PROVIDED ENTRIES START

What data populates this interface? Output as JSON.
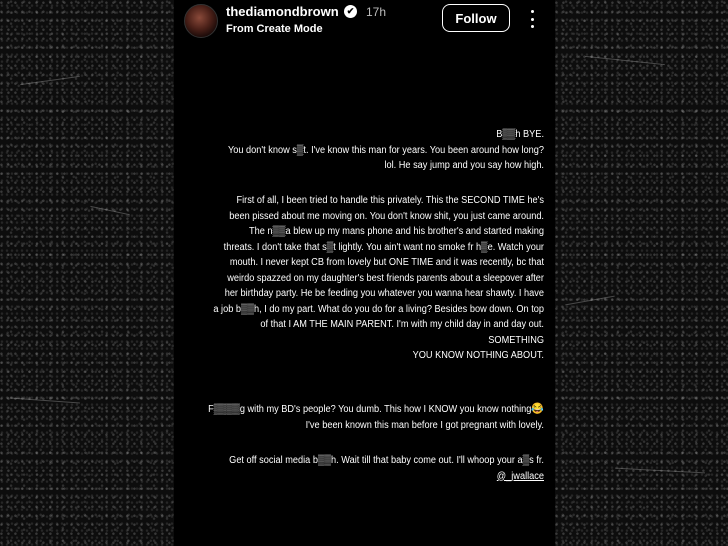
{
  "post": {
    "username": "thediamondbrown",
    "verified_badge": "✔",
    "time": "17h",
    "subtitle": "From Create Mode",
    "follow_label": "Follow",
    "more_icon": "vertical-ellipsis"
  },
  "story_text": {
    "p1": [
      "B▒▒h BYE.",
      "You don't know s▒t. I've know this man for years. You been around how long?",
      "lol. He say jump and you say how high."
    ],
    "p2": [
      "First of all, I been tried to handle this privately. This the SECOND TIME  he's",
      "been pissed about me moving on. You don't know shit, you just came around.",
      "The n▒▒a blew up my mans phone and his brother's and started making",
      "threats. I don't take that s▒t lightly. You ain't want no smoke fr h▒e. Watch your",
      "mouth. I never kept CB from lovely but ONE TIME and it was recently, bc that",
      "weirdo spazzed on my daughter's best friends parents about a sleepover after",
      "her birthday party.  He be feeding you whatever you wanna hear shawty. I have",
      "a job b▒▒h, I do my part. What do you do for a living?  Besides bow down. On top",
      "of that I AM THE MAIN PARENT. I'm with my child day in and day out. SOMETHING",
      "YOU KNOW NOTHING ABOUT."
    ],
    "p3_line1": "F▒▒▒▒g with my BD's people? You dumb. This how I KNOW you know nothing",
    "p3_emoji": "😂",
    "p3_line2": "I've been known this man before I got pregnant with lovely.",
    "p4_line1": "Get off social media b▒▒h. Wait till that baby come out.  I'll whoop  your a▒s fr.",
    "p4_mention": "@_jwallace"
  },
  "colors": {
    "story_bg": "#000000",
    "text": "#ffffff",
    "muted": "#bdbdbd"
  }
}
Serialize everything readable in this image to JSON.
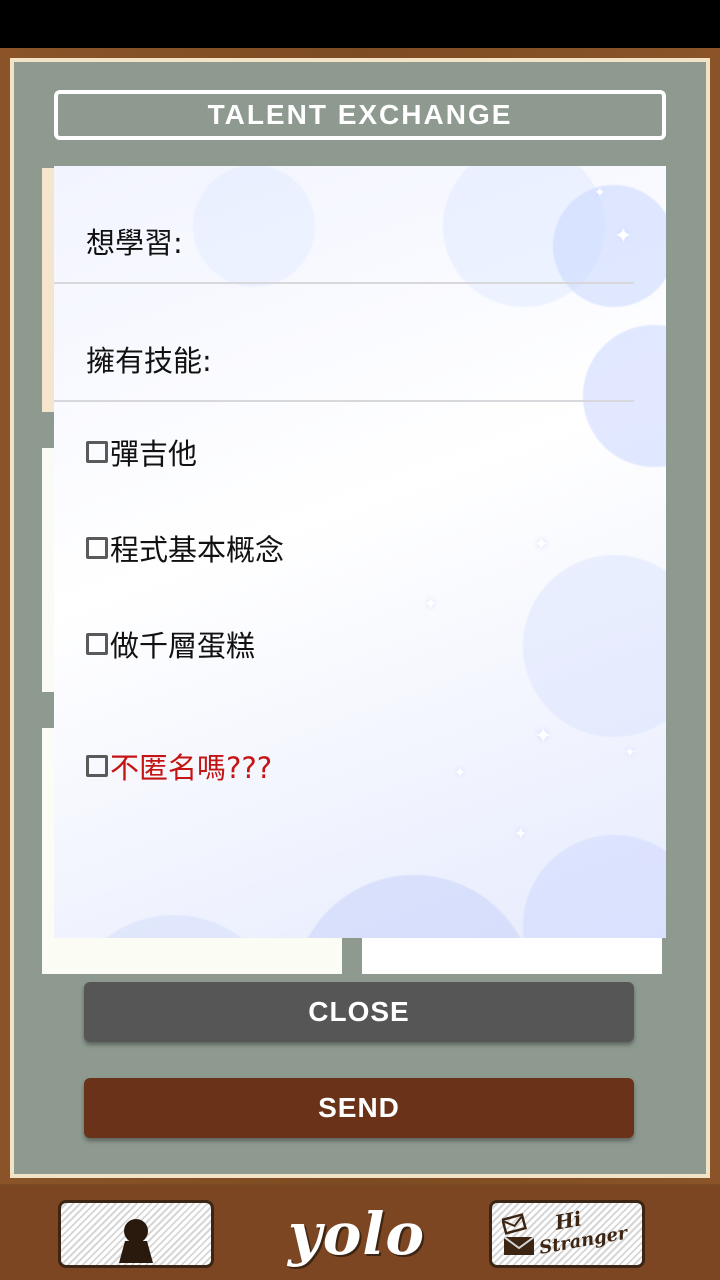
{
  "header": {
    "title": "TALENT EXCHANGE"
  },
  "dialog": {
    "fields": [
      {
        "label": "想學習:"
      },
      {
        "label": "擁有技能:"
      }
    ],
    "skills": [
      {
        "label": "彈吉他",
        "checked": false
      },
      {
        "label": "程式基本概念",
        "checked": false
      },
      {
        "label": "做千層蛋糕",
        "checked": false
      }
    ],
    "anonymous": {
      "label": "不匿名嗎???",
      "checked": false,
      "color": "#c41414"
    }
  },
  "buttons": {
    "close_label": "CLOSE",
    "send_label": "SEND"
  },
  "bottom_nav": {
    "left_icon": "keyhole-icon",
    "logo": "yolo",
    "right_tile": {
      "hi": "Hi",
      "stranger": "Stranger",
      "icon": "envelope-icon"
    }
  },
  "colors": {
    "frame_wood": "#8a5428",
    "panel": "#8e9a90",
    "close_button": "#565656",
    "send_button": "#6a3319",
    "warning_text": "#c41414"
  }
}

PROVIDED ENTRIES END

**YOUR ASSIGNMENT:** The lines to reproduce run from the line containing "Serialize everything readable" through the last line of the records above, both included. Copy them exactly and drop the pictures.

**WRITTEN RESPONSE:**
Serialize everything readable in this image to JSON.
{
  "header": {
    "title": "TALENT EXCHANGE"
  },
  "dialog": {
    "fields": [
      {
        "label": "想學習:"
      },
      {
        "label": "擁有技能:"
      }
    ],
    "skills": [
      {
        "label": "彈吉他",
        "checked": false
      },
      {
        "label": "程式基本概念",
        "checked": false
      },
      {
        "label": "做千層蛋糕",
        "checked": false
      }
    ],
    "anonymous": {
      "label": "不匿名嗎???",
      "checked": false,
      "color": "#c41414"
    }
  },
  "buttons": {
    "close_label": "CLOSE",
    "send_label": "SEND"
  },
  "bottom_nav": {
    "left_icon": "keyhole-icon",
    "logo": "yolo",
    "right_tile": {
      "hi": "Hi",
      "stranger": "Stranger",
      "icon": "envelope-icon"
    }
  },
  "colors": {
    "frame_wood": "#8a5428",
    "panel": "#8e9a90",
    "close_button": "#565656",
    "send_button": "#6a3319",
    "warning_text": "#c41414"
  }
}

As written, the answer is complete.